Basically, this interpretation is based on some saying of some prominent person (and who exactly said it varies according to account) who, upon returning from a war or campaign, remarked that he was returning from the lesser jihad (that is, armed jihad; in Arabic: الجهاد الأصغر, al-jihād al-aSghar) to the greater jihad (that is, spiritual refinement; in Arabic: الجهاد الأكبر, al-jihād al-akbar). Another way to characterize this is to refer to “jihad with the sword” (جهاد بالسيف, jihād bi-s-sayf) and “jihad with the self” (جهاد بالنفس, jihād bi-n-nafs). However, we are presented with a linguistic dilemma. The particle prefix (ب, bi-) can here function as a possessive qualifier, that is: a jihad belonging to the sword or a jihad belonging to the self, or to indicate instrumentality, that is: a jihad fought by using a sword or a jihad fought by using one’s self. Considering both involve the offering of one’s self for the sake of Islam, they are practically synonymous in referring to jihad that is warfare.
In a similar manner, practically every phrase, term, title, or permutation using the word “jihad” can be and is taken to refer to jihad that is warfare. In other words, as far as Islam’s centuries-old literature is concerned, “jihad” refers to offensive warfare for Islam’s sake, even though it may take a number of forms. All of this “lesser jihad” and “greater jihad” and “non-violent jihad” is all nonsense.
Two major points:
- There is no authentic or reliable source for the quote that is used to create this concept of jihad being external and internal. Its authenticity is disputed. Plus, there are far more sayings and quotes that state the exact opposite of the quote in question. One simple example, by Muhammad himself, is that “the gates of Heaven are under the shadow of swords.”

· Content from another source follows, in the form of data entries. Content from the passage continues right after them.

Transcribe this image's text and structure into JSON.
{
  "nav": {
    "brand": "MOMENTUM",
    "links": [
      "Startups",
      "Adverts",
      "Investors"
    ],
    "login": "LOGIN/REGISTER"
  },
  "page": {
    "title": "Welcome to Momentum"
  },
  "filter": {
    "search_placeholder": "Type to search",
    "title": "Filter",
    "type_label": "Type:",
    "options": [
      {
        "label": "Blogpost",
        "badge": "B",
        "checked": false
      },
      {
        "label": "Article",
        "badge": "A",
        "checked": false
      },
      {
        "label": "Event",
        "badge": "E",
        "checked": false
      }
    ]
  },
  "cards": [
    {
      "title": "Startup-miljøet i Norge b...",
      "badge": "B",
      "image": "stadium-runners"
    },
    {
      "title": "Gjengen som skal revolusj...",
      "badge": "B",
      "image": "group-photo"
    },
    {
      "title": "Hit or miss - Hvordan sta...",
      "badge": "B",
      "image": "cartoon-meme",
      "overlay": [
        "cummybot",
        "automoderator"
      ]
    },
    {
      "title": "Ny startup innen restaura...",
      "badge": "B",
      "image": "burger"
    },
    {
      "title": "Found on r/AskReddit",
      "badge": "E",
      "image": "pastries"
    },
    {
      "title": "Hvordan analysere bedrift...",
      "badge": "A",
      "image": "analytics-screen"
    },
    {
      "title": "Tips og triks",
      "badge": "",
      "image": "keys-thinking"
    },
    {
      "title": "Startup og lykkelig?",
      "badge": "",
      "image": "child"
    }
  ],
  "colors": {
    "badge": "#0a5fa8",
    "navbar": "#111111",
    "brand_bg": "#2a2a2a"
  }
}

- The literature of Islam pertaining to jihad focuses on jihad as warfare. Sufi manuals and books, and those influenced by the same, may talk about jihad as internal warfare, but this is an innovation and unattested to in the normative or orthodox literature of Islam, including and especially those dealing with Islamic law and practice.
Therefore, let anyone who claims that jihad can be non-offensive (that is, taking a form that does not affect those other than oneself) be aware that one is wrong. Although the jihad to establish Islamism can take non-violent forms (such as propaganda, supplying the fighters, et cetera), no form of jihad (or, at least, no legitimate form of jihad) exists that concerns solely the self. All forms of jihad have the aim to reform and change and conquer those around one.